Looking at the maps through the nineteenth century one is inclined to consider that the house known as Elmhurst  (and also as Darlinghurst) would have been a mini-estate with the house facing onto Upper Redlands Road and the estate bounded by that road and by Redlands Road and Elmhurst Road. In the map of 1885 one can see that  a chunk of land has already gone to create New Road. The whole of the Redlands area would have comprised such small estates. Although there area couple of houses on the north side of New Road which seem to date form the very early nineteenth century, so perhaps selling of bits had started then.The earliest houses date from around the 1850s. Much of New Road and the south side of Upper Redlands Road was developed by 1873. This contrasts with Marlborough Avenue and the north side of Elmhurst Road, where development was not begin until the 1890s.






Elmhurst House

St.Georges Hall of course is an entirely modern addition, but the old main "hub" of the Hall is still called Elmhurst House. It was once one of the grand old "mini estates" of south Reading  throughout the nineteenth century which gradually lost its land through sales for "in filling" of what are today pleasant late nineteenth and early twentieth century detached and semi detached houses, of distinctive character.

In the map of 1877 it is called Darlinghurst.

Park House
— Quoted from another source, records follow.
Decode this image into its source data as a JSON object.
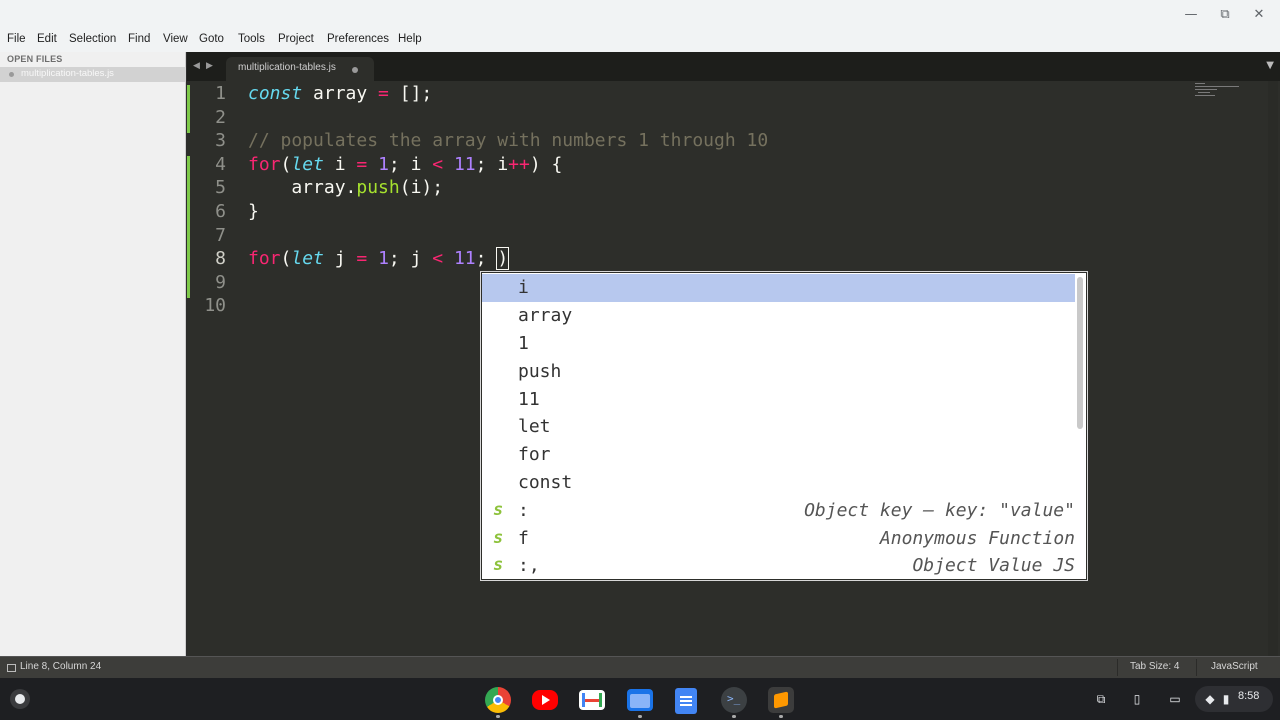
{
  "window": {
    "minimize_icon": "minimize-icon",
    "maximize_icon": "maximize-icon",
    "close_icon": "close-icon",
    "minimize_glyph": "—",
    "maximize_glyph": "⧉",
    "close_glyph": "✕"
  },
  "menu": {
    "items": [
      "File",
      "Edit",
      "Selection",
      "Find",
      "View",
      "Goto",
      "Tools",
      "Project",
      "Preferences",
      "Help"
    ]
  },
  "sidebar": {
    "header": "OPEN FILES",
    "file": "multiplication-tables.js"
  },
  "tabs": {
    "prev_glyph": "◀",
    "next_glyph": "▶",
    "active": "multiplication-tables.js",
    "dropdown_glyph": "▼"
  },
  "editor": {
    "line_numbers": [
      "1",
      "2",
      "3",
      "4",
      "5",
      "6",
      "7",
      "8",
      "9",
      "10"
    ],
    "lines": [
      "const array = [];",
      "",
      "// populates the array with numbers 1 through 10",
      "for(let i = 1; i < 11; i++) {",
      "    array.push(i);",
      "}",
      "",
      "for(let j = 1; j < 11; )",
      "",
      ""
    ]
  },
  "autocomplete": {
    "items": [
      {
        "kind": "",
        "label": "i",
        "hint": "",
        "selected": true
      },
      {
        "kind": "",
        "label": "array",
        "hint": ""
      },
      {
        "kind": "",
        "label": "1",
        "hint": ""
      },
      {
        "kind": "",
        "label": "push",
        "hint": ""
      },
      {
        "kind": "",
        "label": "11",
        "hint": ""
      },
      {
        "kind": "",
        "label": "let",
        "hint": ""
      },
      {
        "kind": "",
        "label": "for",
        "hint": ""
      },
      {
        "kind": "",
        "label": "const",
        "hint": ""
      },
      {
        "kind": "s",
        "label": ":",
        "hint": "Object key — key: \"value\""
      },
      {
        "kind": "s",
        "label": "f",
        "hint": "Anonymous Function"
      },
      {
        "kind": "s",
        "label": ":,",
        "hint": "Object Value JS"
      }
    ]
  },
  "status": {
    "position": "Line 8, Column 24",
    "tab_size": "Tab Size: 4",
    "syntax": "JavaScript"
  },
  "shelf": {
    "apps": [
      {
        "name": "chrome-icon",
        "color": "#4285f4"
      },
      {
        "name": "youtube-icon",
        "color": "#ff0000"
      },
      {
        "name": "gmail-icon",
        "color": "#ffffff"
      },
      {
        "name": "files-icon",
        "color": "#1a73e8"
      },
      {
        "name": "docs-icon",
        "color": "#4285f4"
      },
      {
        "name": "terminal-icon",
        "color": "#3c4043"
      },
      {
        "name": "sublime-icon",
        "color": "#ff9800"
      }
    ],
    "time": "8:58"
  },
  "colors": {
    "editor_bg": "#2d2e2a",
    "keyword": "#f92672",
    "storage": "#66d9ef",
    "number": "#ae81ff",
    "comment": "#75715e",
    "function": "#a6e22e",
    "selection": "#b7c8ee"
  }
}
At the north-east end of Elmhurst Road and just a little along east into Upper Redlands Road, where now stands the former Whiteknights Hall of Residence and current Mackinder Hall, once stood a fine  early nineteenth residence called Park House. It was One of the big houses constructed when  the Park was broken up and divided into large plots  when it was was sold to pay the debts of the Marquees of Blandford.
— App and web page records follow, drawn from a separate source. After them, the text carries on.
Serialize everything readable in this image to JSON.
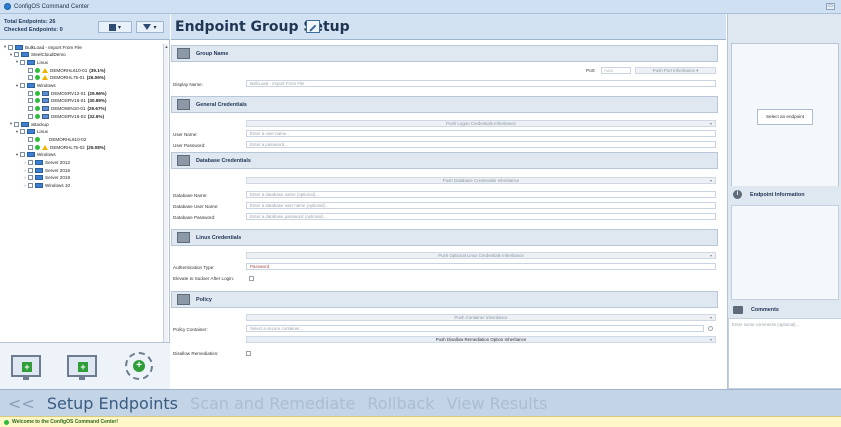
{
  "window": {
    "title": "ConfigOS Command Center",
    "control": "▭"
  },
  "left": {
    "total_endpoints": "Total Endpoints: 26",
    "checked_endpoints": "Checked Endpoints: 0",
    "save_icon": "save-icon",
    "filter_icon": "filter-icon",
    "dropdown_arrow": "▾",
    "tree": [
      {
        "label": "BulkLoad - Import From File",
        "expander": "▾",
        "type": "group"
      },
      {
        "label": "SteelCloudDemo",
        "expander": "▾",
        "type": "group"
      },
      {
        "label": "Linux",
        "expander": "▾",
        "type": "group"
      },
      {
        "label": "DEMORHL610-01",
        "score": "(39.1%)",
        "type": "endpoint-warn"
      },
      {
        "label": "DEMORHL75-01",
        "score": "(26.06%)",
        "type": "endpoint-warn"
      },
      {
        "label": "Windows",
        "expander": "▾",
        "type": "group"
      },
      {
        "label": "DEMOSRV12-01",
        "score": "(29.96%)",
        "type": "endpoint-srv"
      },
      {
        "label": "DEMOSRV16-01",
        "score": "(30.89%)",
        "type": "endpoint-srv"
      },
      {
        "label": "DEMOWIN10-01",
        "score": "(29.67%)",
        "type": "endpoint-srv"
      },
      {
        "label": "DEMOSRV16-02",
        "score": "(32.6%)",
        "type": "endpoint-srv"
      },
      {
        "label": "xBackup",
        "expander": "▾",
        "type": "group"
      },
      {
        "label": "Linux",
        "expander": "▾",
        "type": "group"
      },
      {
        "label": "DEMORHL610-02",
        "score": "",
        "type": "endpoint-ok"
      },
      {
        "label": "DEMORHL75-02",
        "score": "(25.08%)",
        "type": "endpoint-warn"
      },
      {
        "label": "Windows",
        "expander": "▾",
        "type": "group"
      },
      {
        "label": "Server 2012",
        "expander": "›",
        "type": "group"
      },
      {
        "label": "Server 2016",
        "expander": "›",
        "type": "group"
      },
      {
        "label": "Server 2019",
        "expander": "›",
        "type": "group"
      },
      {
        "label": "Windows 10",
        "expander": "›",
        "type": "group"
      }
    ],
    "scroll_up": "▲",
    "scroll_down": "▼",
    "actions": [
      "add-endpoint-button",
      "add-group-button",
      "discover-network-button"
    ],
    "plus": "+"
  },
  "main": {
    "title": "Endpoint Group Setup",
    "group_name": {
      "title": "Group Name",
      "port_label": "Port:",
      "port_placeholder": "Auto",
      "port_inherit": "Push Port Inheritance",
      "display_name_label": "Display Name:",
      "display_name_value": "BulkLoad - Import From File"
    },
    "general_credentials": {
      "title": "General Credentials",
      "inherit": "Push Logon Credentials Inheritance",
      "user_name_label": "User Name:",
      "user_name_placeholder": "Enter a user name...",
      "user_password_label": "User Password:",
      "user_password_placeholder": "Enter a password..."
    },
    "database_credentials": {
      "title": "Database Credentials",
      "inherit": "Push Database Credentials Inheritance",
      "db_name_label": "Database Name:",
      "db_name_placeholder": "Enter a database name (optional)...",
      "db_user_label": "Database User Name:",
      "db_user_placeholder": "Enter a database user name (optional)...",
      "db_password_label": "Database Password:",
      "db_password_placeholder": "Enter a database password (optional)..."
    },
    "linux_credentials": {
      "title": "Linux Credentials",
      "inherit": "Push Optional Linux Credentials Inheritance",
      "auth_type_label": "Authentication Type:",
      "auth_type_value": "Password",
      "elevate_label": "Elevate to Sudoer After Login:"
    },
    "policy": {
      "title": "Policy",
      "inherit": "Push Container Inheritance",
      "container_label": "Policy Container:",
      "container_placeholder": "Select a secure container...",
      "remediation_inherit": "Push Disallow Remediation Option Inheritance",
      "disallow_label": "Disallow Remediation:"
    },
    "dropdown_arrow": "▾"
  },
  "right": {
    "select_endpoint": "Select an endpoint",
    "info_title": "Endpoint Information",
    "comments_title": "Comments",
    "comments_placeholder": "Enter some comments (optional)..."
  },
  "nav": {
    "back": "<<",
    "setup": "Setup Endpoints",
    "scan": "Scan and Remediate",
    "rollback": "Rollback",
    "results": "View Results"
  },
  "status": {
    "message": "Welcome to the ConfigOS Command Center!"
  },
  "colors": {
    "accent": "#3a5c82",
    "ok": "#2ebd3a",
    "warn": "#f0b400",
    "header_bg": "#d3e2f2"
  }
}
Broadoak House

 The maps of 1877 onwards show a large stately house just inside Upper Redlands Road along east a little from the junction with Elmhurst Road.


St.Joseph's Convent School (founded by the Sisters of St Marie Madeleine Postel) had formery been on the Bath Road where it was founded in 1894. Then in 1909 it moved to the house known as Broadoack (the old house can still be seen behind the trees with the subsequent extension and school builidng attached to the right).
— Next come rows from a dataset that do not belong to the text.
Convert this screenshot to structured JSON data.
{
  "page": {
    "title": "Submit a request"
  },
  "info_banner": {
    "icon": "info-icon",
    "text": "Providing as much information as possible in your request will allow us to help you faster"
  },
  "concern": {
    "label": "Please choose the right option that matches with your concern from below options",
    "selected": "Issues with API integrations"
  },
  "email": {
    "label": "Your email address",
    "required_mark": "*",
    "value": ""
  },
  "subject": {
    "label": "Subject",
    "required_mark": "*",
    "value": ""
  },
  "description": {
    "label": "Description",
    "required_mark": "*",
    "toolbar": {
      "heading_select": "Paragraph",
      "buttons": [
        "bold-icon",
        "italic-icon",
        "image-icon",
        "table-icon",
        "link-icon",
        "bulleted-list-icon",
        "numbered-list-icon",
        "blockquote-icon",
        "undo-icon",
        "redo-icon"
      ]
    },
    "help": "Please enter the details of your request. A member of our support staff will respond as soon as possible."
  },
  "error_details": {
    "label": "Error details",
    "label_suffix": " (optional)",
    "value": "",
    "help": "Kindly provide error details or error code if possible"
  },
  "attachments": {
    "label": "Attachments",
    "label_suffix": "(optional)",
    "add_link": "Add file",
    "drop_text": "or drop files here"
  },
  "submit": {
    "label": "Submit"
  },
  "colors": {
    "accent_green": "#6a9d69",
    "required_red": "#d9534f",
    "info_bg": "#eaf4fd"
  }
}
1877: The road in terms of its dwellings date from the late nineteenth century. In the map of 1877, no. 25 Redlands Road is clear;y shown and also nos.84, 82 and 76. The plot where 80 and 78 is has been marked in but is yet unbuilt. No other plots are marked or houses yet erected.


all text above:  © Stephen B. Cox






Conservation Report

Elmhurst Road and Marlborough Avenue:  The houses in these streets date from the 1890s and comprise larger semi-detached and detached houses. Each detached house or pair of semi-detached houses is different in their detailing, with extensive use made of decorative mouldings and patterned brickwork. The main colour here is grey, with cream and red brick detailing. Other interesting features include: decorative stone lintels and relieving arch at first floor level at 1 and 3 Marlborough Avenue; herringbone patterning on the front roof gables of 5 and 7 Marlborough Avenue; and Gothic style patterning at 58/60 Elmhurst Road. There are also four pairs of semi-detached properties in the “Old English Revival Style”, with large triangular roof dormers with matching porch canopies, which extend over the adjoining bays. These properties also have distinctive red clay roofs. 

One characteristic of these streets is that all properties “front” south. This is not a problem in Elmhurst Road where the properties face the playing fields and, in part, tree cover of the University campus, but the “backs” of properties in Elmhurst Road face the south side of Marlborough Avenue, giving a view of high brick walls, which in themselves are not unattractive, and garage

entrances, which are clearly less attractive, particularly behind numbers 78-84



Elmhurst Road.






Again, properties here are “linked” by frontage brick walls and/or low brick



walls with railings above.